Casey was born with ballerina syndrome and could only walk on the tips of his toes. Learn about the programme of stretching, physiotherapy and remedial farrier work that has helped to transform his life.
Casey the two-year-old donkey is a firm favourite within his herd at our Brookfield Farm near Honiton, Devon. Since his birth in July 2018, he has struggled with a medical condition called ballerina syndrome. Donkeys with this condition are unable to fully bear weight across their foot and stand on their toes instead.
Without treatment, Casey would have been unbalanced and susceptible to falling over throughout his life, but thanks to our wonderful supporters and the persistence and expertise of our veterinary team, Casey is now able to trot around with ease and play with his buddies.
Casey’s groom, Maria Hughes, says: “It does not bear thinking about what would have happened to Casey had we not been able to step in and provide him with all the care and treatment he needed. Our supporters’ generosity meant that we could treat him immediately.”
Treatment began just two months after he was welcomed to the world. Maria says: “Three times a day, we would stretch each of Casey’s front legs. We held one hoof and stretched down the back of the leg, which helped to slowly lengthen the tendon. We hoped this would encourage him to put his foot down and heel back properly.
“At the same time, farrier Matt Sherring fitted extensions onto Casey’s front toes to bring his heel down on the ground.”
Walking up and down a slope every day alongside our staff helped to exercise the tendons and encourage his body to adapt to a more natural position.
Although the results were not immediate, we refused to be disheartened in our quest to have Casey walking properly. We began to see minor progression week by week, and by January 2019, Casey’s legs had markedly improved.
Maria says: “We were elated to see Casey’s condition improving. However, with all physiotherapy cases, there are ups and down and Casey’s situation was no different.
A lengthy process
“Three months after thinking Casey was on the road to walking properly, we hit a setback. In April, he began to walk on tiptoes again, a sign that his ballerina syndrome was fighting back against the daily routine we had to set out for him.”
Casey would receive constant attention from our farriers throughout the summer and winter months of 2019.
Maria adds: “We knew that this would be a long process. Think of donkeys’ hooves growing as slowly as human nails; we had to bide our time and trust that what we were doing was best for Casey’s development.
“Throughout the 12 months, Casey had his feet seen to every four weeks. Everybody was instrumental to our commitment that his legs would be repaired, however long the programme would take.”
The final hurdle in Casey’s development presented itself in March 2020. Despite all of our remedial work, we were concerned that the signs of the ballerina syndrome were creeping back.
Maria says: “We could see Casey starting to come back onto his tiptoes. When he walked it was very obvious. We showed the vet and farrier, and they recommended that we fit him with special shoes to help him walk properly. The results have been beyond fantastic – we could not believe how amazing his feet now look.”

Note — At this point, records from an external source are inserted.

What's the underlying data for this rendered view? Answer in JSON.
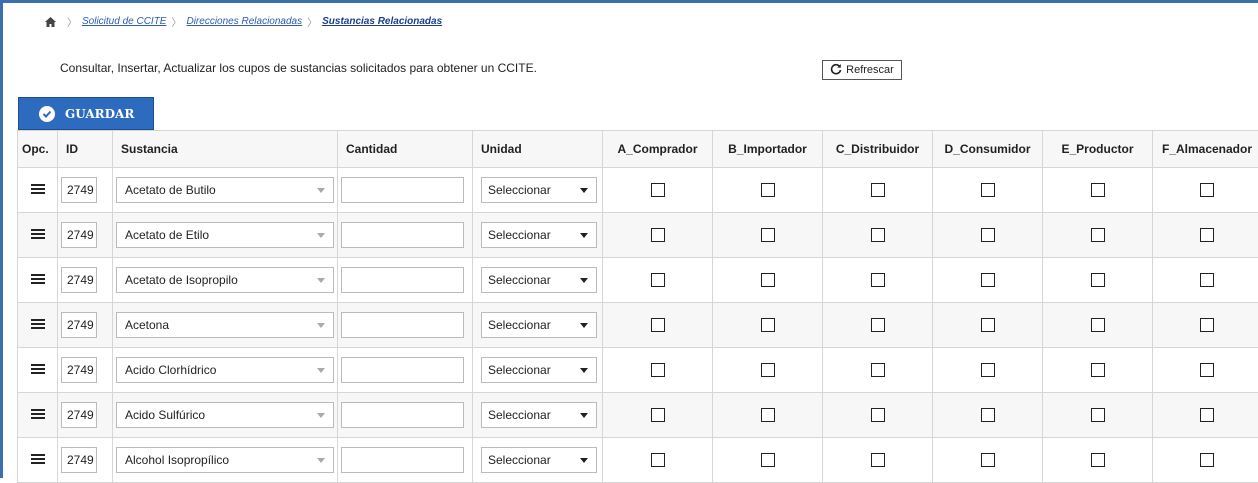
{
  "breadcrumb": {
    "home_icon": "home-icon",
    "items": [
      "Solicitud de CCITE",
      "Direcciones Relacionadas",
      "Sustancias Relacionadas"
    ]
  },
  "description": "Consultar, Insertar, Actualizar los cupos de sustancias solicitados para obtener un CCITE.",
  "toolbar": {
    "refresh_label": "Refrescar",
    "refresh_icon": "refresh-icon",
    "save_label": "GUARDAR",
    "save_icon": "check-circle-icon"
  },
  "table": {
    "headers": {
      "opc": "Opc.",
      "id": "ID",
      "sustancia": "Sustancia",
      "cantidad": "Cantidad",
      "unidad": "Unidad",
      "a": "A_Comprador",
      "b": "B_Importador",
      "c": "C_Distribuidor",
      "d": "D_Consumidor",
      "e": "E_Productor",
      "f": "F_Almacenador"
    },
    "rows": [
      {
        "id": "2749",
        "sustancia": "Acetato de Butilo",
        "cantidad": "",
        "unidad": "Seleccionar"
      },
      {
        "id": "2749",
        "sustancia": "Acetato de Etilo",
        "cantidad": "",
        "unidad": "Seleccionar"
      },
      {
        "id": "2749",
        "sustancia": "Acetato de Isopropilo",
        "cantidad": "",
        "unidad": "Seleccionar"
      },
      {
        "id": "2749",
        "sustancia": "Acetona",
        "cantidad": "",
        "unidad": "Seleccionar"
      },
      {
        "id": "2749",
        "sustancia": "Acido Clorhídrico",
        "cantidad": "",
        "unidad": "Seleccionar"
      },
      {
        "id": "2749",
        "sustancia": "Acido Sulfúrico",
        "cantidad": "",
        "unidad": "Seleccionar"
      },
      {
        "id": "2749",
        "sustancia": "Alcohol Isopropílico",
        "cantidad": "",
        "unidad": "Seleccionar"
      }
    ]
  },
  "colors": {
    "accent": "#2d6bbf",
    "frame": "#3b6fb0",
    "link": "#2a5db0"
  }
}
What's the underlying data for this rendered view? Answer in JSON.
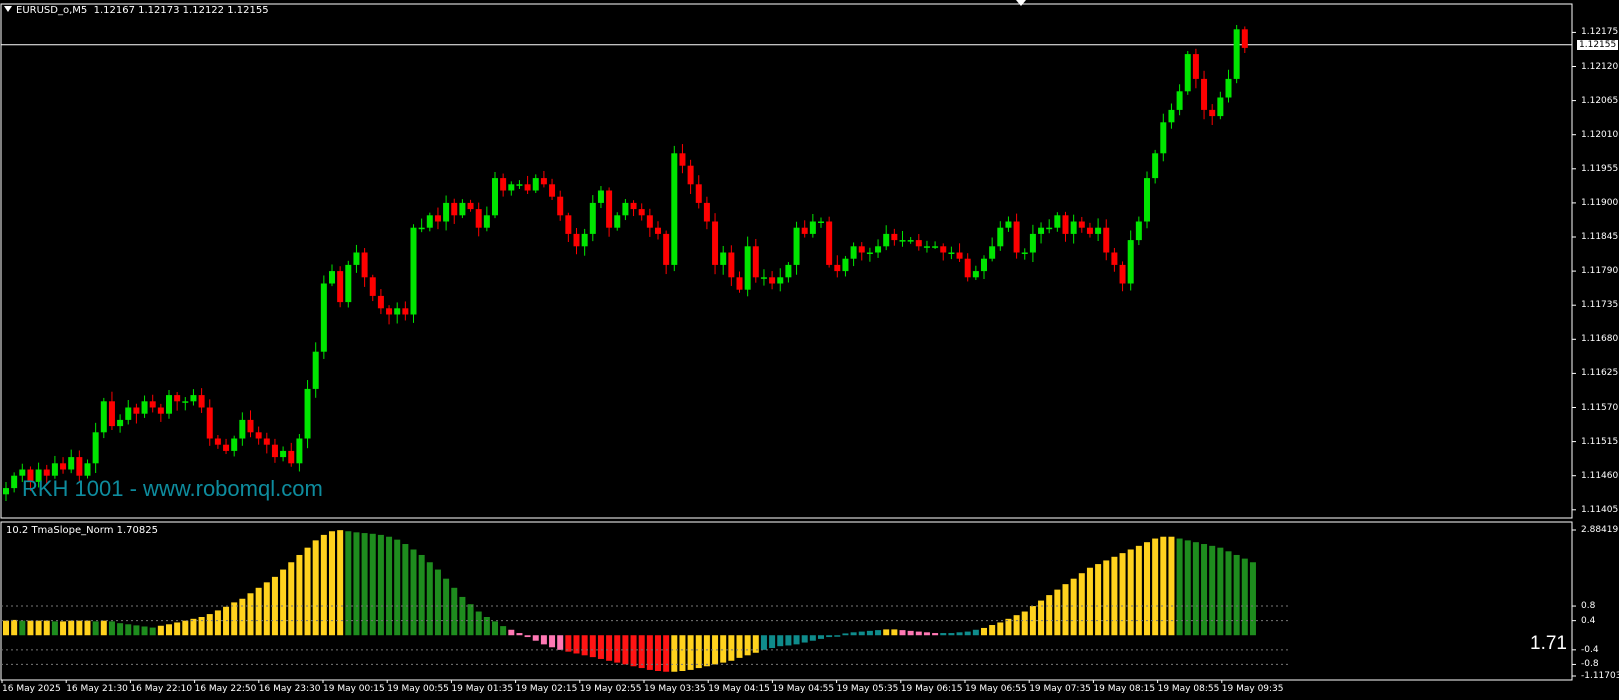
{
  "header": {
    "symbol": "EURUSD_o,M5",
    "ohlc": "1.12167 1.12173 1.12122 1.12155"
  },
  "watermark": "RKH 1001 - www.robomql.com",
  "current_price": "1.12155",
  "price_axis": [
    "1.12175",
    "1.12120",
    "1.12065",
    "1.12010",
    "1.11955",
    "1.11900",
    "1.11845",
    "1.11790",
    "1.11735",
    "1.11680",
    "1.11625",
    "1.11570",
    "1.11515",
    "1.11460",
    "1.11405"
  ],
  "indicator": {
    "name": "10.2 TmaSlope_Norm 1.70825",
    "big_value": "1.71",
    "axis": [
      "2.88419",
      "0.8",
      "0.4",
      "-0.4",
      "-0.8",
      "-1.11703"
    ]
  },
  "time_axis": [
    "16 May 2025",
    "16 May 21:30",
    "16 May 22:10",
    "16 May 22:50",
    "16 May 23:30",
    "19 May 00:15",
    "19 May 00:55",
    "19 May 01:35",
    "19 May 02:15",
    "19 May 02:55",
    "19 May 03:35",
    "19 May 04:15",
    "19 May 04:55",
    "19 May 05:35",
    "19 May 06:15",
    "19 May 06:55",
    "19 May 07:35",
    "19 May 08:15",
    "19 May 08:55",
    "19 May 09:35"
  ],
  "colors": {
    "background": "#000000",
    "bull": "#00e600",
    "bear": "#ff0000",
    "hist_yellow": "#ffd21e",
    "hist_green": "#1e8c1e",
    "hist_red": "#ff1414",
    "hist_pink": "#ff78b4",
    "hist_teal": "#0f8c8c",
    "watermark": "#0e8c9e"
  },
  "chart_data": {
    "type": "candlestick",
    "symbol": "EURUSD_o",
    "timeframe": "M5",
    "price_range": [
      1.11395,
      1.12195
    ],
    "candle_closes": [
      1.1144,
      1.1146,
      1.1147,
      1.1145,
      1.1147,
      1.1146,
      1.1148,
      1.1147,
      1.1149,
      1.1146,
      1.1148,
      1.1153,
      1.1158,
      1.1154,
      1.1155,
      1.1157,
      1.1156,
      1.1158,
      1.1157,
      1.1156,
      1.1159,
      1.1158,
      1.1158,
      1.1159,
      1.1157,
      1.1152,
      1.1151,
      1.115,
      1.1152,
      1.1155,
      1.1153,
      1.1152,
      1.1151,
      1.1149,
      1.115,
      1.1148,
      1.1152,
      1.116,
      1.1166,
      1.1177,
      1.1179,
      1.1174,
      1.118,
      1.1182,
      1.1178,
      1.1175,
      1.1173,
      1.1172,
      1.1173,
      1.1172,
      1.1186,
      1.1186,
      1.1188,
      1.1187,
      1.119,
      1.1188,
      1.119,
      1.1189,
      1.1186,
      1.1188,
      1.1194,
      1.1192,
      1.1193,
      1.1193,
      1.1192,
      1.1194,
      1.1193,
      1.1191,
      1.1188,
      1.1185,
      1.1183,
      1.1185,
      1.119,
      1.1192,
      1.1186,
      1.1188,
      1.119,
      1.1189,
      1.1188,
      1.1186,
      1.1185,
      1.118,
      1.1198,
      1.1196,
      1.1193,
      1.119,
      1.1187,
      1.118,
      1.1182,
      1.1178,
      1.1176,
      1.1183,
      1.1178,
      1.1178,
      1.1177,
      1.1178,
      1.118,
      1.1186,
      1.1185,
      1.1187,
      1.1187,
      1.118,
      1.1179,
      1.1181,
      1.1183,
      1.1182,
      1.1182,
      1.1183,
      1.1185,
      1.1184,
      1.1184,
      1.1184,
      1.1183,
      1.1183,
      1.1183,
      1.1182,
      1.1182,
      1.1181,
      1.1178,
      1.1179,
      1.1181,
      1.1183,
      1.1186,
      1.1187,
      1.1182,
      1.1182,
      1.1185,
      1.1186,
      1.1186,
      1.1188,
      1.1185,
      1.1187,
      1.1186,
      1.1185,
      1.1186,
      1.1182,
      1.118,
      1.1177,
      1.1184,
      1.1187,
      1.1194,
      1.1198,
      1.1203,
      1.1205,
      1.1208,
      1.1214,
      1.121,
      1.1205,
      1.1204,
      1.1207,
      1.121,
      1.1218,
      1.1215
    ],
    "candle_count": 152,
    "indicator_series": {
      "name": "TmaSlope_Norm",
      "value_range": [
        -1.11703,
        2.88419
      ],
      "values": [
        0.4,
        0.42,
        0.4,
        0.4,
        0.4,
        0.4,
        0.38,
        0.38,
        0.4,
        0.4,
        0.4,
        0.38,
        0.4,
        0.38,
        0.33,
        0.3,
        0.27,
        0.24,
        0.21,
        0.26,
        0.3,
        0.35,
        0.4,
        0.45,
        0.5,
        0.58,
        0.68,
        0.78,
        0.9,
        1.0,
        1.15,
        1.3,
        1.45,
        1.6,
        1.8,
        2.0,
        2.2,
        2.4,
        2.6,
        2.75,
        2.85,
        2.88,
        2.85,
        2.82,
        2.8,
        2.78,
        2.75,
        2.7,
        2.62,
        2.5,
        2.35,
        2.2,
        2.0,
        1.8,
        1.55,
        1.3,
        1.05,
        0.85,
        0.65,
        0.5,
        0.38,
        0.25,
        0.15,
        0.06,
        -0.05,
        -0.15,
        -0.25,
        -0.33,
        -0.4,
        -0.45,
        -0.5,
        -0.55,
        -0.6,
        -0.65,
        -0.7,
        -0.75,
        -0.8,
        -0.85,
        -0.9,
        -0.95,
        -0.98,
        -1.0,
        -1.0,
        -0.98,
        -0.95,
        -0.9,
        -0.85,
        -0.8,
        -0.75,
        -0.7,
        -0.62,
        -0.55,
        -0.48,
        -0.4,
        -0.35,
        -0.3,
        -0.28,
        -0.25,
        -0.2,
        -0.15,
        -0.1,
        -0.05,
        0.0,
        0.05,
        0.08,
        0.1,
        0.12,
        0.14,
        0.16,
        0.16,
        0.14,
        0.12,
        0.1,
        0.08,
        0.06,
        0.06,
        0.06,
        0.08,
        0.1,
        0.15,
        0.2,
        0.28,
        0.35,
        0.45,
        0.55,
        0.65,
        0.8,
        0.95,
        1.1,
        1.25,
        1.4,
        1.55,
        1.7,
        1.85,
        1.95,
        2.05,
        2.15,
        2.25,
        2.35,
        2.45,
        2.55,
        2.65,
        2.7,
        2.7,
        2.65,
        2.6,
        2.55,
        2.5,
        2.45,
        2.4,
        2.3,
        2.2,
        2.1,
        2.0
      ]
    }
  }
}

A life of comfort
Looking back at Casey’s journey, Maria knows that effort was well worth it.
She says: “This has been a team effort from day one. So many people have contributed to Casey’s amazing recovery, ensuring he enjoys the rest of his life in comfort. His recovery took more than two years, and now he live his best life with his friends at Brookfield.”